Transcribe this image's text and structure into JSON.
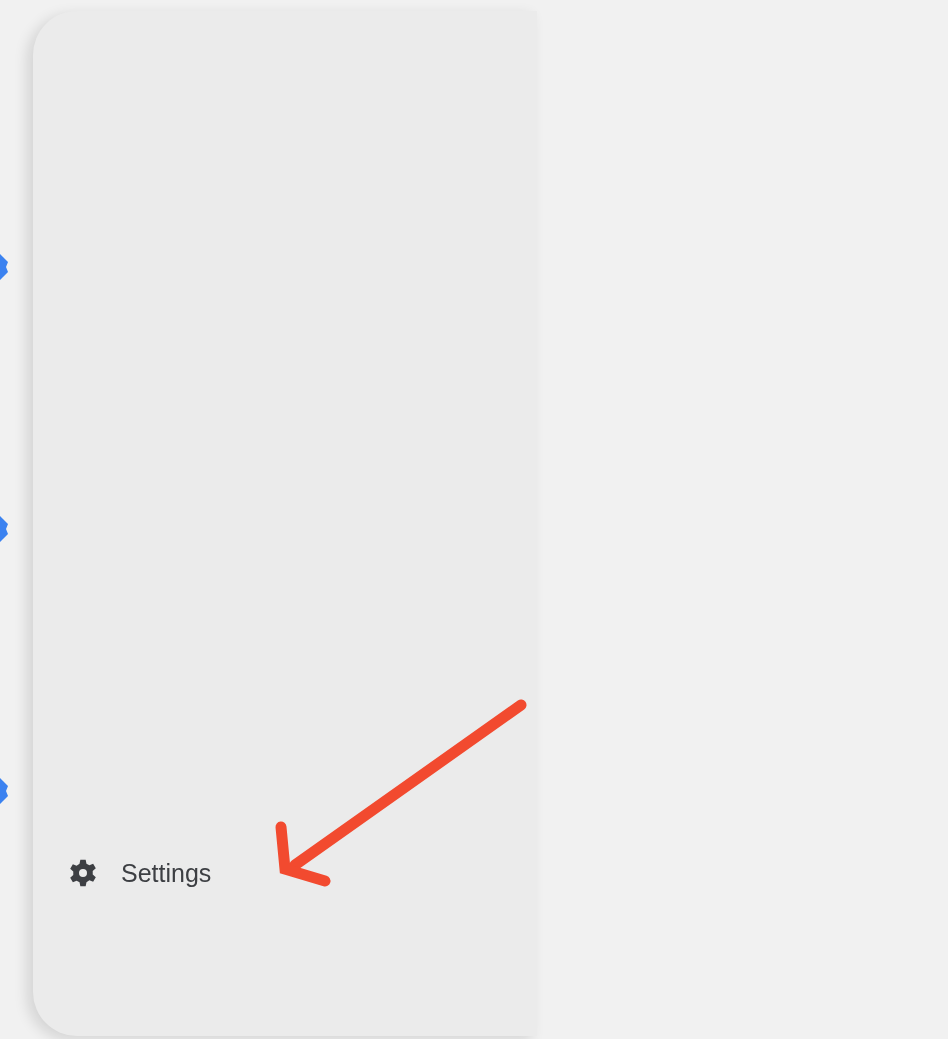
{
  "sidebar": {
    "items": [
      {
        "label": "Settings"
      }
    ]
  }
}
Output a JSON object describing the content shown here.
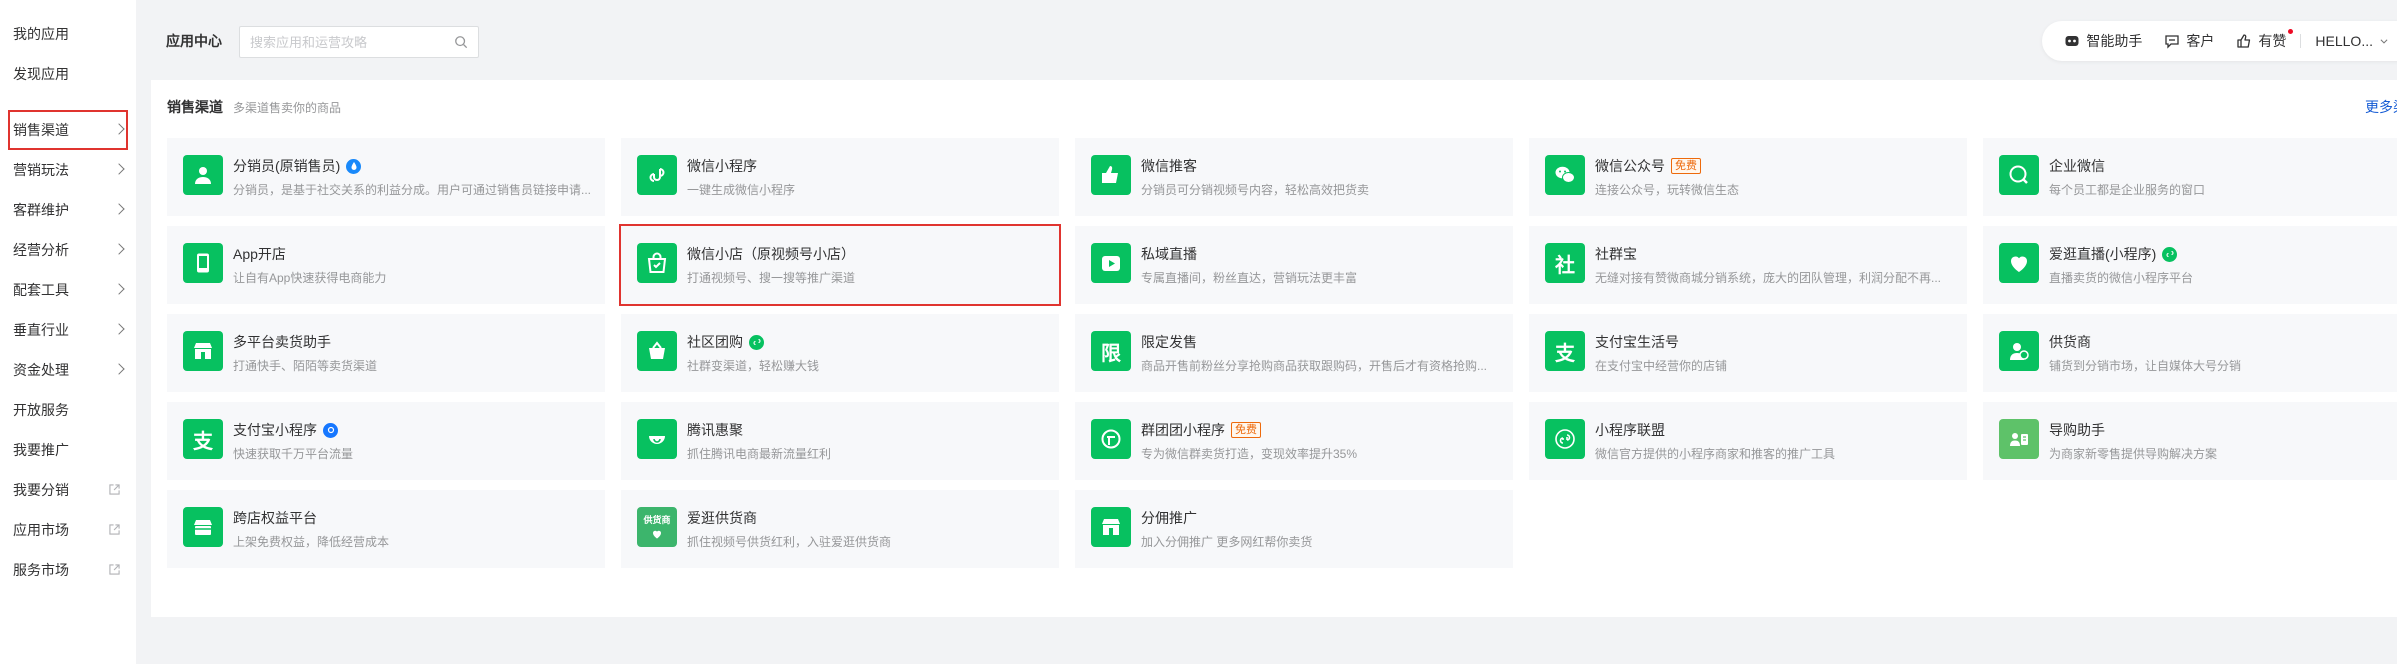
{
  "sidebar": {
    "top_items": [
      {
        "label": "我的应用"
      },
      {
        "label": "发现应用"
      }
    ],
    "items": [
      {
        "label": "销售渠道"
      },
      {
        "label": "营销玩法"
      },
      {
        "label": "客群维护"
      },
      {
        "label": "经营分析"
      },
      {
        "label": "配套工具"
      },
      {
        "label": "垂直行业"
      },
      {
        "label": "资金处理"
      },
      {
        "label": "开放服务"
      },
      {
        "label": "我要推广"
      },
      {
        "label": "我要分销"
      },
      {
        "label": "应用市场"
      },
      {
        "label": "服务市场"
      }
    ]
  },
  "header": {
    "title": "应用中心",
    "search_placeholder": "搜索应用和运营攻略"
  },
  "toolbar": {
    "assistant": "智能助手",
    "customer": "客户",
    "youzan": "有赞",
    "user": "HELLO..."
  },
  "section": {
    "title": "销售渠道",
    "subtitle": "多渠道售卖你的商品",
    "more": "更多渠"
  },
  "badges": {
    "free": "免费"
  },
  "cards": [
    {
      "name": "分销员(原销售员)",
      "desc": "分销员，是基于社交关系的利益分成。用户可通过销售员链接申请..."
    },
    {
      "name": "微信小程序",
      "desc": "一键生成微信小程序"
    },
    {
      "name": "微信推客",
      "desc": "分销员可分销视频号内容，轻松高效把货卖"
    },
    {
      "name": "微信公众号",
      "desc": "连接公众号，玩转微信生态"
    },
    {
      "name": "企业微信",
      "desc": "每个员工都是企业服务的窗口"
    },
    {
      "name": "App开店",
      "desc": "让自有App快速获得电商能力"
    },
    {
      "name": "微信小店（原视频号小店）",
      "desc": "打通视频号、搜一搜等推广渠道"
    },
    {
      "name": "私域直播",
      "desc": "专属直播间，粉丝直达，营销玩法更丰富"
    },
    {
      "name": "社群宝",
      "desc": "无缝对接有赞微商城分销系统，庞大的团队管理，利润分配不再..."
    },
    {
      "name": "爱逛直播(小程序)",
      "desc": "直播卖货的微信小程序平台"
    },
    {
      "name": "多平台卖货助手",
      "desc": "打通快手、陌陌等卖货渠道"
    },
    {
      "name": "社区团购",
      "desc": "社群变渠道，轻松赚大钱"
    },
    {
      "name": "限定发售",
      "desc": "商品开售前粉丝分享抢购商品获取跟购码，开售后才有资格抢购..."
    },
    {
      "name": "支付宝生活号",
      "desc": "在支付宝中经营你的店铺"
    },
    {
      "name": "供货商",
      "desc": "铺货到分销市场，让自媒体大号分销"
    },
    {
      "name": "支付宝小程序",
      "desc": "快速获取千万平台流量"
    },
    {
      "name": "腾讯惠聚",
      "desc": "抓住腾讯电商最新流量红利"
    },
    {
      "name": "群团团小程序",
      "desc": "专为微信群卖货打造，变现效率提升35%"
    },
    {
      "name": "小程序联盟",
      "desc": "微信官方提供的小程序商家和推客的推广工具"
    },
    {
      "name": "导购助手",
      "desc": "为商家新零售提供导购解决方案"
    },
    {
      "name": "跨店权益平台",
      "desc": "上架免费权益，降低经营成本"
    },
    {
      "name": "爱逛供货商",
      "desc": "抓住视频号供货红利，入驻爱逛供货商"
    },
    {
      "name": "分佣推广",
      "desc": "加入分佣推广 更多网红帮你卖货"
    }
  ],
  "icon_glyphs": {
    "limited": "限",
    "shequn": "社",
    "alipay": "支",
    "supplier_tag": "供货商"
  },
  "colors": {
    "accent_green": "#07c160",
    "link_blue": "#155bd4",
    "highlight_red": "#e0342f",
    "free_orange": "#ed6a0c"
  }
}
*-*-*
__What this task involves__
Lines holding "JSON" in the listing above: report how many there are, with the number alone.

__Your solution__
2